··· Exercise input

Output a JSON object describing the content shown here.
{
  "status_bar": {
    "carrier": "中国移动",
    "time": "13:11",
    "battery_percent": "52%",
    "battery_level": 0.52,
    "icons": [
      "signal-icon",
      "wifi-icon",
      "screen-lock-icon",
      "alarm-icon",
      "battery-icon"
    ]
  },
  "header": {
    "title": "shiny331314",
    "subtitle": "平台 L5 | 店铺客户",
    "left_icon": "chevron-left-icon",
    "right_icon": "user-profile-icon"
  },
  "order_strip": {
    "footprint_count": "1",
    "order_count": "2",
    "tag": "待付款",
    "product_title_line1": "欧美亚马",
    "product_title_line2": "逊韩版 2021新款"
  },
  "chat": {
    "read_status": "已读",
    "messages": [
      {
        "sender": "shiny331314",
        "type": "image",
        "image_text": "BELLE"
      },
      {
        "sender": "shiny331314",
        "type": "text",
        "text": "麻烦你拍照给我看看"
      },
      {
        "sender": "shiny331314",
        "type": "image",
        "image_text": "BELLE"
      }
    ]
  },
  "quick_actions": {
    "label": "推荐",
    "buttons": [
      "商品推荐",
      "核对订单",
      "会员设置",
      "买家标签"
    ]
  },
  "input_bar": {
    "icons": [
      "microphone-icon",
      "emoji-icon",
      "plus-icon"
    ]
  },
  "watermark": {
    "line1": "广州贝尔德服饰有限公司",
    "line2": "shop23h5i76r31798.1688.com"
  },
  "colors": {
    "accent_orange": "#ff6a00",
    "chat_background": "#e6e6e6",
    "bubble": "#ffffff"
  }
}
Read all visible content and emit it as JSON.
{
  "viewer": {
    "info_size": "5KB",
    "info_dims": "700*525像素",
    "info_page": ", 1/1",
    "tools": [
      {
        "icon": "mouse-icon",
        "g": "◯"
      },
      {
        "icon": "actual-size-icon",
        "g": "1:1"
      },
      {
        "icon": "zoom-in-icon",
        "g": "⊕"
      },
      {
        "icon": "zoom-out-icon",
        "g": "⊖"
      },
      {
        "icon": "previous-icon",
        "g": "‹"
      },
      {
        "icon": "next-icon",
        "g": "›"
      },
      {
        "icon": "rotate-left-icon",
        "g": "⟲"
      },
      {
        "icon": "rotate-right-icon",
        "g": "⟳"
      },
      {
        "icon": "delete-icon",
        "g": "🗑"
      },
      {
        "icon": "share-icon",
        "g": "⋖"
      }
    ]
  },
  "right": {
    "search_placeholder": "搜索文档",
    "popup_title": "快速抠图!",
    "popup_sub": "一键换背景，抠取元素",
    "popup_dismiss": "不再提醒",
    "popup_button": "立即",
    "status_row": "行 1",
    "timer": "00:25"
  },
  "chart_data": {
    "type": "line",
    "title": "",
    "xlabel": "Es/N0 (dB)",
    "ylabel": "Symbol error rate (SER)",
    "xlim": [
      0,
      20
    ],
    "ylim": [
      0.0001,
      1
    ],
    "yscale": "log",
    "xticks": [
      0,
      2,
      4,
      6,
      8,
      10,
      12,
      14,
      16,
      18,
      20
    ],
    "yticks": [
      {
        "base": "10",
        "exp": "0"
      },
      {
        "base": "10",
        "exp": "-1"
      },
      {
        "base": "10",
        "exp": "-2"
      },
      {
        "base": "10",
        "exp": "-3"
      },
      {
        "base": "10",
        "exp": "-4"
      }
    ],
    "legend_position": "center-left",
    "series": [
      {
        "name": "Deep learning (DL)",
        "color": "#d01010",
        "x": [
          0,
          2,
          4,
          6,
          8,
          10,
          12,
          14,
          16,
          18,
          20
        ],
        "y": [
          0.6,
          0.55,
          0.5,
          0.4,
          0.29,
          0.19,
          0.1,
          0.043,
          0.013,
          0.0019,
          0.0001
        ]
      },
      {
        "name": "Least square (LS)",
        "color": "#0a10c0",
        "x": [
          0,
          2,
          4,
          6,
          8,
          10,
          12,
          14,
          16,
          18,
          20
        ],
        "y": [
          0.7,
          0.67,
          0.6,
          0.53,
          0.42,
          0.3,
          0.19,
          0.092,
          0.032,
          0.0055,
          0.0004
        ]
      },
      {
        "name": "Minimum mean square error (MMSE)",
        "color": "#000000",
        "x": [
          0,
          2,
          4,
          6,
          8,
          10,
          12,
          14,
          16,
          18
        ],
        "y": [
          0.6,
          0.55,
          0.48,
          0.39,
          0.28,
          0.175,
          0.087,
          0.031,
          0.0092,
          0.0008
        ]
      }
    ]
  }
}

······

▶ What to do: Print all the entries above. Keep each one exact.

▶ Result of the exercise:
Output a JSON object describing the content shown here.
{
  "status_bar": {
    "carrier": "中国移动",
    "time": "13:11",
    "battery_percent": "52%",
    "battery_level": 0.52,
    "icons": [
      "signal-icon",
      "wifi-icon",
      "screen-lock-icon",
      "alarm-icon",
      "battery-icon"
    ]
  },
  "header": {
    "title": "shiny331314",
    "subtitle": "平台 L5 | 店铺客户",
    "left_icon": "chevron-left-icon",
    "right_icon": "user-profile-icon"
  },
  "order_strip": {
    "footprint_count": "1",
    "order_count": "2",
    "tag": "待付款",
    "product_title_line1": "欧美亚马",
    "product_title_line2": "逊韩版 2021新款"
  },
  "chat": {
    "read_status": "已读",
    "messages": [
      {
        "sender": "shiny331314",
        "type": "image",
        "image_text": "BELLE"
      },
      {
        "sender": "shiny331314",
        "type": "text",
        "text": "麻烦你拍照给我看看"
      },
      {
        "sender": "shiny331314",
        "type": "image",
        "image_text": "BELLE"
      }
    ]
  },
  "quick_actions": {
    "label": "推荐",
    "buttons": [
      "商品推荐",
      "核对订单",
      "会员设置",
      "买家标签"
    ]
  },
  "input_bar": {
    "icons": [
      "microphone-icon",
      "emoji-icon",
      "plus-icon"
    ]
  },
  "watermark": {
    "line1": "广州贝尔德服饰有限公司",
    "line2": "shop23h5i76r31798.1688.com"
  },
  "colors": {
    "accent_orange": "#ff6a00",
    "chat_background": "#e6e6e6",
    "bubble": "#ffffff"
  }
}
Read all visible content and emit it as JSON.
{
  "viewer": {
    "info_size": "5KB",
    "info_dims": "700*525像素",
    "info_page": ", 1/1",
    "tools": [
      {
        "icon": "mouse-icon",
        "g": "◯"
      },
      {
        "icon": "actual-size-icon",
        "g": "1:1"
      },
      {
        "icon": "zoom-in-icon",
        "g": "⊕"
      },
      {
        "icon": "zoom-out-icon",
        "g": "⊖"
      },
      {
        "icon": "previous-icon",
        "g": "‹"
      },
      {
        "icon": "next-icon",
        "g": "›"
      },
      {
        "icon": "rotate-left-icon",
        "g": "⟲"
      },
      {
        "icon": "rotate-right-icon",
        "g": "⟳"
      },
      {
        "icon": "delete-icon",
        "g": "🗑"
      },
      {
        "icon": "share-icon",
        "g": "⋖"
      }
    ]
  },
  "right": {
    "search_placeholder": "搜索文档",
    "popup_title": "快速抠图!",
    "popup_sub": "一键换背景，抠取元素",
    "popup_dismiss": "不再提醒",
    "popup_button": "立即",
    "status_row": "行 1",
    "timer": "00:25"
  },
  "chart_data": {
    "type": "line",
    "title": "",
    "xlabel": "Es/N0 (dB)",
    "ylabel": "Symbol error rate (SER)",
    "xlim": [
      0,
      20
    ],
    "ylim": [
      0.0001,
      1
    ],
    "yscale": "log",
    "xticks": [
      0,
      2,
      4,
      6,
      8,
      10,
      12,
      14,
      16,
      18,
      20
    ],
    "yticks": [
      {
        "base": "10",
        "exp": "0"
      },
      {
        "base": "10",
        "exp": "-1"
      },
      {
        "base": "10",
        "exp": "-2"
      },
      {
        "base": "10",
        "exp": "-3"
      },
      {
        "base": "10",
        "exp": "-4"
      }
    ],
    "legend_position": "center-left",
    "series": [
      {
        "name": "Deep learning (DL)",
        "color": "#d01010",
        "x": [
          0,
          2,
          4,
          6,
          8,
          10,
          12,
          14,
          16,
          18,
          20
        ],
        "y": [
          0.6,
          0.55,
          0.5,
          0.4,
          0.29,
          0.19,
          0.1,
          0.043,
          0.013,
          0.0019,
          0.0001
        ]
      },
      {
        "name": "Least square (LS)",
        "color": "#0a10c0",
        "x": [
          0,
          2,
          4,
          6,
          8,
          10,
          12,
          14,
          16,
          18,
          20
        ],
        "y": [
          0.7,
          0.67,
          0.6,
          0.53,
          0.42,
          0.3,
          0.19,
          0.092,
          0.032,
          0.0055,
          0.0004
        ]
      },
      {
        "name": "Minimum mean square error (MMSE)",
        "color": "#000000",
        "x": [
          0,
          2,
          4,
          6,
          8,
          10,
          12,
          14,
          16,
          18
        ],
        "y": [
          0.6,
          0.55,
          0.48,
          0.39,
          0.28,
          0.175,
          0.087,
          0.031,
          0.0092,
          0.0008
        ]
      }
    ]
  }
}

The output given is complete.